One might assume that tourism generated by the film would begin to drop off after the movie left theaters. But Yates says it will have a long "afterlife" on DVDs, HBO, and later on the ABC Family network, ensuring that families will have many chances to be exposed to Winter's story. Several books also have been written about Winter. Wounded veterans and disabled children have also turned Winter's home into a place of inspiration.
Opened in the 1970s in what was once a sewage treatment plant, the current small aquarium has at times struggled to handle the overflow crowds generated by Dolphin Tale. The aquarium was 52,000 square feet before current construction projects that will expand it to 83,000.
Attendance has roughly quadrupled since the movie's release, with about 750,000 visitors last year to the aquarium and its movie prop exhibit. That's more than the Florida Aquarium, which reported 650,000 visitors last year.
Clearwater officials expressed confidence that Clearwater's aquarium could survive competition from Tampa's aquarium because Clearwater's aquarium will draw beach visitors and because it has a bonafide star in Winter. Florida Aquarium officials had no comment Thursday.
To help make its vision a reality, the Clearwater aquarium has hired a fundraising consultant. It will need to raise millions from donors and corporations, as well as from the city, county, state and federal governments.
To cover the $160 million cost, the aquarium also anticipates spending $15 to $20 million from its own bank account, and getting $60 to $80 million through bank financing.
If a referendum passes and sufficient money is raised, construction on the new facility would begin in spring 2015 and finish in spring 2017, Dame said.
Getting the deal approved in a voter referendum is no guarantee. In 2000, Clearwater voters rejected a $200 million plan that would have transformed the downtown waterfront. They rejected a less ambitious proposal in 2004. But in 2007, they approved the construction of a downtown marina.

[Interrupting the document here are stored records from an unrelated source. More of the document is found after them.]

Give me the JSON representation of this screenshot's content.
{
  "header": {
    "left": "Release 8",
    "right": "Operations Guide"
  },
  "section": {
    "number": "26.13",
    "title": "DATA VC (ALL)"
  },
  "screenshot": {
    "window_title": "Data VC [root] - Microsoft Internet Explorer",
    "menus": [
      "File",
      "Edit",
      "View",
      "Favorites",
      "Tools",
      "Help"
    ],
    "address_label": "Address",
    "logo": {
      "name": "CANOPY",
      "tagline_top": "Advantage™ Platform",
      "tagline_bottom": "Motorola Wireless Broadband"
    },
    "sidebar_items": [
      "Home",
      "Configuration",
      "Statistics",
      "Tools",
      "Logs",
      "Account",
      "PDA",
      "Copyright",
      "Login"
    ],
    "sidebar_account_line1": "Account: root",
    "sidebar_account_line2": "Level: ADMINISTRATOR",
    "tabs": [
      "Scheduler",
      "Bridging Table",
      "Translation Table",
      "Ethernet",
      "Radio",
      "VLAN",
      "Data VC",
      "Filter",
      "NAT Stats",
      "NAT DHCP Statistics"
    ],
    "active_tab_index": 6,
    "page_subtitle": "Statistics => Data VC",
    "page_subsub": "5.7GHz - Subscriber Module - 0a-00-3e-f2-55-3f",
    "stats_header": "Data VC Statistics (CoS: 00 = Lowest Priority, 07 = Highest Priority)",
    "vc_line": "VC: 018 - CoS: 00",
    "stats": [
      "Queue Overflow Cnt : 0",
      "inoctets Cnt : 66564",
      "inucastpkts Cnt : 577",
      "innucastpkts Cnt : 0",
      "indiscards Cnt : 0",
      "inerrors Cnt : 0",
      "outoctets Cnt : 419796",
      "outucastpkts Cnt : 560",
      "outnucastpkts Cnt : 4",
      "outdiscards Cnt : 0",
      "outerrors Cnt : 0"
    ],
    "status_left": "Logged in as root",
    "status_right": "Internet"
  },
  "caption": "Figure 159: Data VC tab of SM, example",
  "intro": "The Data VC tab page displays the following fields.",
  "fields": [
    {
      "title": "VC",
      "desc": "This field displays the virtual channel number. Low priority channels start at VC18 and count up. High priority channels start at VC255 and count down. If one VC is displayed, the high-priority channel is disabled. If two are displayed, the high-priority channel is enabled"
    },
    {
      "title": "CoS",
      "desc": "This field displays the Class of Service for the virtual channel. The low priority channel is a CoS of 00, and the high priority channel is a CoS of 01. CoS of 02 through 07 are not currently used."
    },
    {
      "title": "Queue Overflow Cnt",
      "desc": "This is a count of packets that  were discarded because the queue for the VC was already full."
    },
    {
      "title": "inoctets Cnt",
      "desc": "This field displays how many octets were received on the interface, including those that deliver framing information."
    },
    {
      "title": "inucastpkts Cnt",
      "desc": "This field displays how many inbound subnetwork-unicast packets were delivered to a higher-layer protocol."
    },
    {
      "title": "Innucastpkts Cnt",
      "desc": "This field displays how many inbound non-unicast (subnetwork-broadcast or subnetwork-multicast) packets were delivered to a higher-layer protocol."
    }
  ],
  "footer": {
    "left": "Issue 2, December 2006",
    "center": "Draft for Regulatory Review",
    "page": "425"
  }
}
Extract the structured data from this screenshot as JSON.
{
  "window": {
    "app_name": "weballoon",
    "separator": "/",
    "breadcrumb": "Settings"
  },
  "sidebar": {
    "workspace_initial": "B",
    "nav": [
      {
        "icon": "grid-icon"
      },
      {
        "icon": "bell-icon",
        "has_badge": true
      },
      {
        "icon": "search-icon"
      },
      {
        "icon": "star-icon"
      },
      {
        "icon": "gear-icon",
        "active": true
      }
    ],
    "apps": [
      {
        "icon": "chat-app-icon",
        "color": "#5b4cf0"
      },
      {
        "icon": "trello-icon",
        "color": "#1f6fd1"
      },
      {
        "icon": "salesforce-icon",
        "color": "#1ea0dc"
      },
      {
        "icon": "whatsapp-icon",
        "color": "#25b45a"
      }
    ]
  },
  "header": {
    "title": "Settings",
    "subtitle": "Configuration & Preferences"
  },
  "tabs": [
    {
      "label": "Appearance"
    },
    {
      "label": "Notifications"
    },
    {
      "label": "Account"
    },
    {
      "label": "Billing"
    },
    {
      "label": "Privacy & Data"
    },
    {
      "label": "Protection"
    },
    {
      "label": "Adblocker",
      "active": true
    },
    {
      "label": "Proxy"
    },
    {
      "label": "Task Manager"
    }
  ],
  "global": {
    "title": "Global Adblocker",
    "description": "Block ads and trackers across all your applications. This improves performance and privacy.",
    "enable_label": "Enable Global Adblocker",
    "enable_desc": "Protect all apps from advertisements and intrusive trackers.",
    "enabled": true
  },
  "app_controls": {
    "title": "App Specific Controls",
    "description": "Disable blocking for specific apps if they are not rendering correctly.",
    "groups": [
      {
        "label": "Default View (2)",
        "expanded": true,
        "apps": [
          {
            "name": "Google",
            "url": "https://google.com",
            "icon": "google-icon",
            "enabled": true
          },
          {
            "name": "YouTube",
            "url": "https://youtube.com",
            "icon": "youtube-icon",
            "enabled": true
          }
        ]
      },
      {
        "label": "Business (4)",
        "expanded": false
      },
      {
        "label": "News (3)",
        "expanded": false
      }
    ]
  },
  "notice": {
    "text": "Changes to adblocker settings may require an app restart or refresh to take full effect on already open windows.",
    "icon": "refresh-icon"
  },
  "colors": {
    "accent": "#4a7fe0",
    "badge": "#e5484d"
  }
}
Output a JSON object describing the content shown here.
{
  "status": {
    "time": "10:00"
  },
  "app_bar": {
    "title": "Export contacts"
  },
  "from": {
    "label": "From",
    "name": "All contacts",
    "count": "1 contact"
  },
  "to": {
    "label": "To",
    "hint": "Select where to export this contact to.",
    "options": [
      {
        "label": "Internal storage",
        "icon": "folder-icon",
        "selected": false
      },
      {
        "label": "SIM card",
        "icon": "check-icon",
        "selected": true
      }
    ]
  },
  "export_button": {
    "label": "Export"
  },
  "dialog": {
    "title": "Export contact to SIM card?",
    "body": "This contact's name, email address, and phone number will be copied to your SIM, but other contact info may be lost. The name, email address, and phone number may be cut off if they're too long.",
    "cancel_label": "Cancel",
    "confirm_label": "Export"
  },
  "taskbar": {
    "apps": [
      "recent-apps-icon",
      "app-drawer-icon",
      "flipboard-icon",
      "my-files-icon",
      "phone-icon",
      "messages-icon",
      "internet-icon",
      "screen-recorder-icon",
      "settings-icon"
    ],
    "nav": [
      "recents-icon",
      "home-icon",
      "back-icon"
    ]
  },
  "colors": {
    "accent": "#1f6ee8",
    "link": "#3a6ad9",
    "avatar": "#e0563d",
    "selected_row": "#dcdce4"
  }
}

The two earlier referendums got resounding "no" votes because voters feared impacts to city-owned Coachman Park, a sprawling green space that is home to the annual Clearwater Jazz Holiday and is considered premium waterfront property. It remains to be seen if the City Hall site would engender similar opposition.
The presentation that aquarium officials will make to the City Council shows an optional proposal for changes at Coachman Park, but that will not be a part of the referendum and officials said they offered it just to demonstrate how the downtown waterfront could be redesigned.
Clearwater Beach activist Anne Garris, who helped torpedo two of the previous downtown referendums, said Thursday that she's mostly concerned that no buildings be added to Coachman Park. The park concept doesn't call for that. An aquarium supporter, Garris nevertheless wonders how much the plan would cost taxpayers.
Mike Brassfield can be reached at email@example.com or (727) 445-4151.